## About this task
The lines to copy are those with "icon" in them. Pull each one from the entries below.

## Provided records
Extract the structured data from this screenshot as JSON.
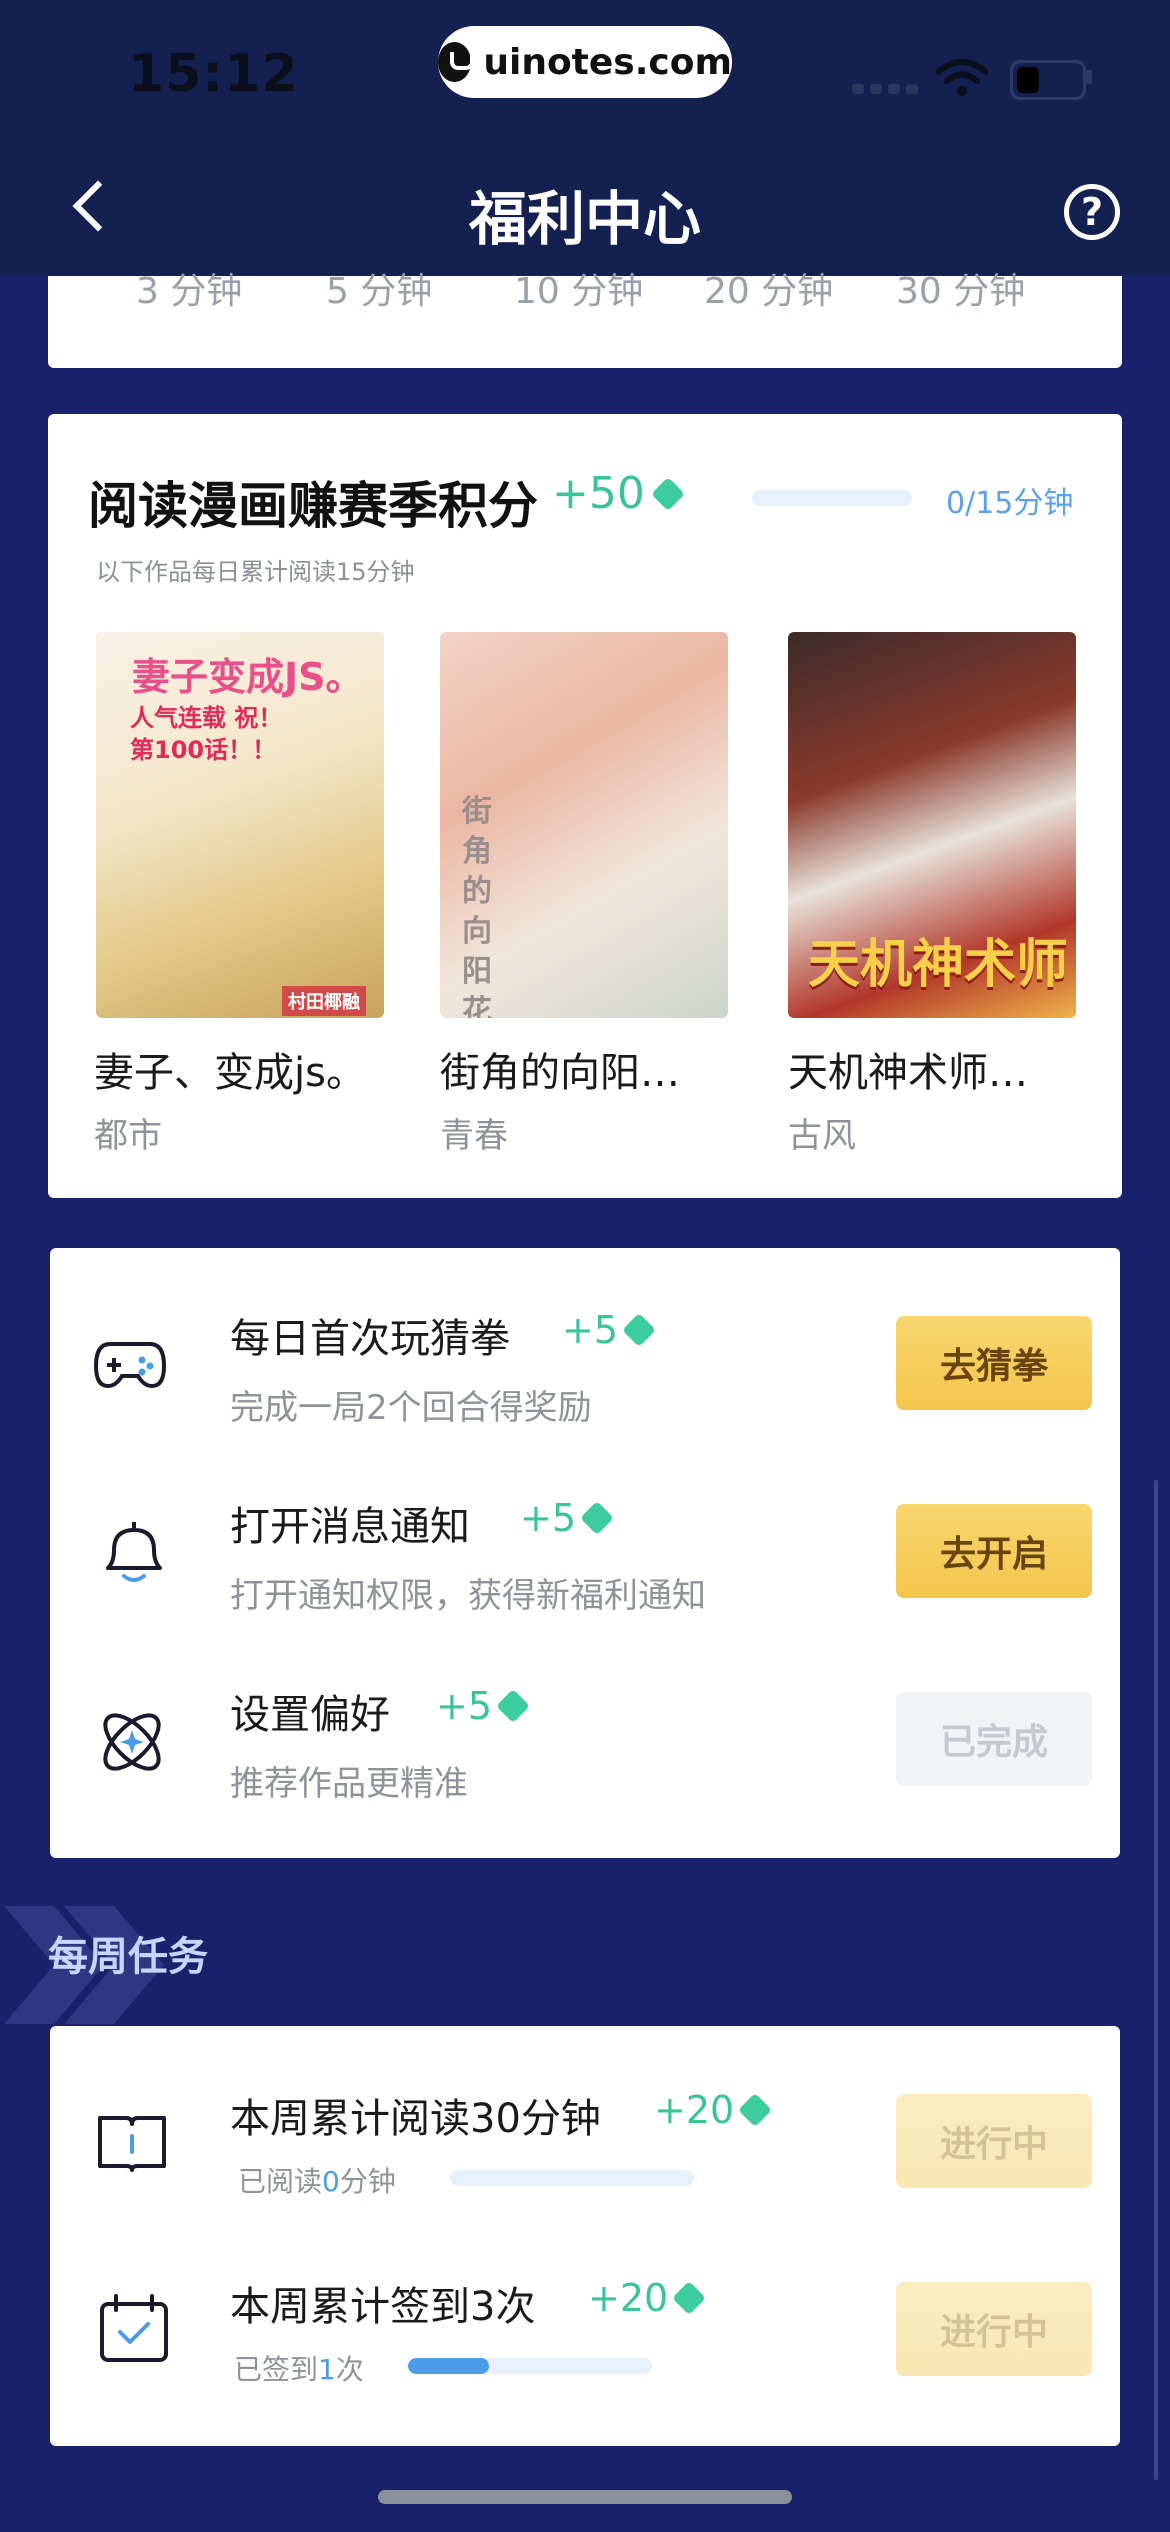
{
  "status": {
    "time": "15:12",
    "url_pill": "uinotes.com"
  },
  "nav": {
    "title": "福利中心",
    "help": "?"
  },
  "durations": [
    "3 分钟",
    "5 分钟",
    "10 分钟",
    "20 分钟",
    "30 分钟"
  ],
  "comic_section": {
    "title": "阅读漫画赚赛季积分",
    "reward": "+50",
    "progress_text": "0/15分钟",
    "progress_fraction": 0,
    "subtitle": "以下作品每日累计阅读15分钟",
    "books": [
      {
        "name": "妻子、变成js。",
        "genre": "都市",
        "cover_text": "妻子变成JS。",
        "cover_badge": "人气连载 祝！第100话！！",
        "cover_author": "村田椰融"
      },
      {
        "name": "街角的向阳…",
        "genre": "青春",
        "cover_text": "街角的向阳花屋"
      },
      {
        "name": "天机神术师…",
        "genre": "古风",
        "cover_text": "天机神术师"
      }
    ]
  },
  "daily_tasks": [
    {
      "title": "每日首次玩猜拳",
      "reward": "+5",
      "desc": "完成一局2个回合得奖励",
      "button": "去猜拳",
      "state": "go",
      "icon": "gamepad-icon"
    },
    {
      "title": "打开消息通知",
      "reward": "+5",
      "desc": "打开通知权限，获得新福利通知",
      "button": "去开启",
      "state": "go",
      "icon": "bell-icon"
    },
    {
      "title": "设置偏好",
      "reward": "+5",
      "desc": "推荐作品更精准",
      "button": "已完成",
      "state": "done",
      "icon": "orbit-icon"
    }
  ],
  "weekly": {
    "header": "每周任务",
    "tasks": [
      {
        "title": "本周累计阅读30分钟",
        "reward": "+20",
        "progress_prefix": "已阅读",
        "progress_value": "0",
        "progress_suffix": "分钟",
        "progress_fraction": 0,
        "button": "进行中",
        "icon": "book-icon"
      },
      {
        "title": "本周累计签到3次",
        "reward": "+20",
        "progress_prefix": "已签到",
        "progress_value": "1",
        "progress_suffix": "次",
        "progress_fraction": 0.33,
        "button": "进行中",
        "icon": "calendar-check-icon"
      }
    ]
  },
  "colors": {
    "background": "#19216b",
    "accent_green": "#39c49a",
    "accent_blue": "#4b9ce8",
    "button_gold": "#f3c54c"
  }
}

## Answer box
      "icon": "gamepad-icon"
      "icon": "bell-icon"
      "icon": "orbit-icon"
        "icon": "book-icon"
        "icon": "calendar-check-icon"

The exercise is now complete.